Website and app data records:
====================

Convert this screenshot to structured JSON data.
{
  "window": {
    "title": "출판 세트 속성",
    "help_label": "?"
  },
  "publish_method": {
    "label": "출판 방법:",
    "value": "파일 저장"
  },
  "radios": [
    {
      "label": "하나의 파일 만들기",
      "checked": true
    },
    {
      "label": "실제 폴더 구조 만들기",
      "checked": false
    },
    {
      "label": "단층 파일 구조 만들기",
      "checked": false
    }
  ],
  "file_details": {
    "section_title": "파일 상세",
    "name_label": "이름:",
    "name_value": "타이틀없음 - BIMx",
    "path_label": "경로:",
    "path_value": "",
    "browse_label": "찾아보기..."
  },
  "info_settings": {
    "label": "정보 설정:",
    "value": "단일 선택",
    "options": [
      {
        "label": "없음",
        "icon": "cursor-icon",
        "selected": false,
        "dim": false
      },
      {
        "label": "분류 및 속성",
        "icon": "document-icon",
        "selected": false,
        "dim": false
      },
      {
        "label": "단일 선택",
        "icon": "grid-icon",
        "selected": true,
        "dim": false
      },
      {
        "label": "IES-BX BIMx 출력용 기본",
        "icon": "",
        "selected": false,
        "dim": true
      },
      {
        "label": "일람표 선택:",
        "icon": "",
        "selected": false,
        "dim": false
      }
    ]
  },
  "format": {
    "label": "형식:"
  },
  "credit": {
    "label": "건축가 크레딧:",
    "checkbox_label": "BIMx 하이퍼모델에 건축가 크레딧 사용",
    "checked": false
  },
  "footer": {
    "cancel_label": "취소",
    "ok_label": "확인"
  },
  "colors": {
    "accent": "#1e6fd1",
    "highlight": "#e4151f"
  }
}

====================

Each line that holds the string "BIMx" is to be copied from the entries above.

    "name_value": "타이틀없음 - BIMx",
        "label": "IES-BX BIMx 출력용 기본",
    "checkbox_label": "BIMx 하이퍼모델에 건축가 크레딧 사용",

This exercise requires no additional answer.